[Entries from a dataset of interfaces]
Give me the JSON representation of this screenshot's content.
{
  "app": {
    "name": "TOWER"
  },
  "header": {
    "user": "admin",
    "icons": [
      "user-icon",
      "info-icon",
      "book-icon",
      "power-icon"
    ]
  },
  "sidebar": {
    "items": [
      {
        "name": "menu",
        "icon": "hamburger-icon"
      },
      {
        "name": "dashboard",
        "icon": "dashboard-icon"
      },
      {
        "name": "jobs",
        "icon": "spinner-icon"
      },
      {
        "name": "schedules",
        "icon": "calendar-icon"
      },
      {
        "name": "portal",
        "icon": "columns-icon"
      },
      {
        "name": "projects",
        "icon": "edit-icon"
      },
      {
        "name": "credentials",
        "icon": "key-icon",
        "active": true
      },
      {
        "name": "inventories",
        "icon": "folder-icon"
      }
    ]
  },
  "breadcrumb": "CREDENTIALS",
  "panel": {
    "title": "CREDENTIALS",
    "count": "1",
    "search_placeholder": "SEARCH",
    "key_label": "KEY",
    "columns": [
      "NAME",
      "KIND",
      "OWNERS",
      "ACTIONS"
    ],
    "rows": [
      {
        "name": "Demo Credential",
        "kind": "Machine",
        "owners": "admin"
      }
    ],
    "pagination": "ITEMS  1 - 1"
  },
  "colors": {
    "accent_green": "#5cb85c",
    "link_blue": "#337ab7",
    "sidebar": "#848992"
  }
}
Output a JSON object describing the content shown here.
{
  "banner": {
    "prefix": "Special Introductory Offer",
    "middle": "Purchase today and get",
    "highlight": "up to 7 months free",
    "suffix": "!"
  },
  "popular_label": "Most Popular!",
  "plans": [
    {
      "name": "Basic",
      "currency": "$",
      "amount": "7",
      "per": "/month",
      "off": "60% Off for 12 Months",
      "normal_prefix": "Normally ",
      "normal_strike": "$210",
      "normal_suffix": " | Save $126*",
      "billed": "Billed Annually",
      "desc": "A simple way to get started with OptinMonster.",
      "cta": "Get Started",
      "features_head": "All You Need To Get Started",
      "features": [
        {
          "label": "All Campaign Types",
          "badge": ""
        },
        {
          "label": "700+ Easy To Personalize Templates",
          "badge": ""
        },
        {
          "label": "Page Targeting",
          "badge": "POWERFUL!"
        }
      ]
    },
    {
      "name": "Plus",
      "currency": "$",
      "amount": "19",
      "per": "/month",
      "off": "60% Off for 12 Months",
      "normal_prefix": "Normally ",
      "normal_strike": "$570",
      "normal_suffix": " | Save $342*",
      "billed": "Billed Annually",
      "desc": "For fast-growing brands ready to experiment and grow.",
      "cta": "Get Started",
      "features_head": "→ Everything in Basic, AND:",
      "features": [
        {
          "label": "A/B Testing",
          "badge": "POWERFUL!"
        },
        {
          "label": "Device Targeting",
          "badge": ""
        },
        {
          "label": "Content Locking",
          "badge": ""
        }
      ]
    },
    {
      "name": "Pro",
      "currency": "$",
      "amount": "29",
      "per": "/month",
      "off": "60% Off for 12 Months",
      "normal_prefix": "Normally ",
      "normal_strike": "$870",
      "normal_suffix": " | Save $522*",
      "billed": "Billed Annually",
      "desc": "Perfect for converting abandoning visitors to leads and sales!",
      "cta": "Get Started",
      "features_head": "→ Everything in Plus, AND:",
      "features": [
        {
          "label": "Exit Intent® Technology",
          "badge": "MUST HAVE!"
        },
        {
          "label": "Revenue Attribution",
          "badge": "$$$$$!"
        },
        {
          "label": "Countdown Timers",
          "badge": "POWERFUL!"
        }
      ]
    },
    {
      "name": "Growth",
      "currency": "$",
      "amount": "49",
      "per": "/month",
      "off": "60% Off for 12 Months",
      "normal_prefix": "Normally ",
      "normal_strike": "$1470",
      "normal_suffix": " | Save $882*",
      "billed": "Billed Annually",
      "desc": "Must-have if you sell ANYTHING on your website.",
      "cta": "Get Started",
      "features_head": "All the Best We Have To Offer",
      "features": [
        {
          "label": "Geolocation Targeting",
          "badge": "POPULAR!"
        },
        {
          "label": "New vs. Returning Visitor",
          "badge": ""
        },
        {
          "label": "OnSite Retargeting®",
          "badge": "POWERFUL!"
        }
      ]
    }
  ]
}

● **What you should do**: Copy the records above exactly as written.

● **Reply**:
Give me the JSON representation of this screenshot's content.
{
  "app": {
    "name": "TOWER"
  },
  "header": {
    "user": "admin",
    "icons": [
      "user-icon",
      "info-icon",
      "book-icon",
      "power-icon"
    ]
  },
  "sidebar": {
    "items": [
      {
        "name": "menu",
        "icon": "hamburger-icon"
      },
      {
        "name": "dashboard",
        "icon": "dashboard-icon"
      },
      {
        "name": "jobs",
        "icon": "spinner-icon"
      },
      {
        "name": "schedules",
        "icon": "calendar-icon"
      },
      {
        "name": "portal",
        "icon": "columns-icon"
      },
      {
        "name": "projects",
        "icon": "edit-icon"
      },
      {
        "name": "credentials",
        "icon": "key-icon",
        "active": true
      },
      {
        "name": "inventories",
        "icon": "folder-icon"
      }
    ]
  },
  "breadcrumb": "CREDENTIALS",
  "panel": {
    "title": "CREDENTIALS",
    "count": "1",
    "search_placeholder": "SEARCH",
    "key_label": "KEY",
    "columns": [
      "NAME",
      "KIND",
      "OWNERS",
      "ACTIONS"
    ],
    "rows": [
      {
        "name": "Demo Credential",
        "kind": "Machine",
        "owners": "admin"
      }
    ],
    "pagination": "ITEMS  1 - 1"
  },
  "colors": {
    "accent_green": "#5cb85c",
    "link_blue": "#337ab7",
    "sidebar": "#848992"
  }
}
Output a JSON object describing the content shown here.
{
  "banner": {
    "prefix": "Special Introductory Offer",
    "middle": "Purchase today and get",
    "highlight": "up to 7 months free",
    "suffix": "!"
  },
  "popular_label": "Most Popular!",
  "plans": [
    {
      "name": "Basic",
      "currency": "$",
      "amount": "7",
      "per": "/month",
      "off": "60% Off for 12 Months",
      "normal_prefix": "Normally ",
      "normal_strike": "$210",
      "normal_suffix": " | Save $126*",
      "billed": "Billed Annually",
      "desc": "A simple way to get started with OptinMonster.",
      "cta": "Get Started",
      "features_head": "All You Need To Get Started",
      "features": [
        {
          "label": "All Campaign Types",
          "badge": ""
        },
        {
          "label": "700+ Easy To Personalize Templates",
          "badge": ""
        },
        {
          "label": "Page Targeting",
          "badge": "POWERFUL!"
        }
      ]
    },
    {
      "name": "Plus",
      "currency": "$",
      "amount": "19",
      "per": "/month",
      "off": "60% Off for 12 Months",
      "normal_prefix": "Normally ",
      "normal_strike": "$570",
      "normal_suffix": " | Save $342*",
      "billed": "Billed Annually",
      "desc": "For fast-growing brands ready to experiment and grow.",
      "cta": "Get Started",
      "features_head": "→ Everything in Basic, AND:",
      "features": [
        {
          "label": "A/B Testing",
          "badge": "POWERFUL!"
        },
        {
          "label": "Device Targeting",
          "badge": ""
        },
        {
          "label": "Content Locking",
          "badge": ""
        }
      ]
    },
    {
      "name": "Pro",
      "currency": "$",
      "amount": "29",
      "per": "/month",
      "off": "60% Off for 12 Months",
      "normal_prefix": "Normally ",
      "normal_strike": "$870",
      "normal_suffix": " | Save $522*",
      "billed": "Billed Annually",
      "desc": "Perfect for converting abandoning visitors to leads and sales!",
      "cta": "Get Started",
      "features_head": "→ Everything in Plus, AND:",
      "features": [
        {
          "label": "Exit Intent® Technology",
          "badge": "MUST HAVE!"
        },
        {
          "label": "Revenue Attribution",
          "badge": "$$$$$!"
        },
        {
          "label": "Countdown Timers",
          "badge": "POWERFUL!"
        }
      ]
    },
    {
      "name": "Growth",
      "currency": "$",
      "amount": "49",
      "per": "/month",
      "off": "60% Off for 12 Months",
      "normal_prefix": "Normally ",
      "normal_strike": "$1470",
      "normal_suffix": " | Save $882*",
      "billed": "Billed Annually",
      "desc": "Must-have if you sell ANYTHING on your website.",
      "cta": "Get Started",
      "features_head": "All the Best We Have To Offer",
      "features": [
        {
          "label": "Geolocation Targeting",
          "badge": "POPULAR!"
        },
        {
          "label": "New vs. Returning Visitor",
          "badge": ""
        },
        {
          "label": "OnSite Retargeting®",
          "badge": "POWERFUL!"
        }
      ]
    }
  ]
}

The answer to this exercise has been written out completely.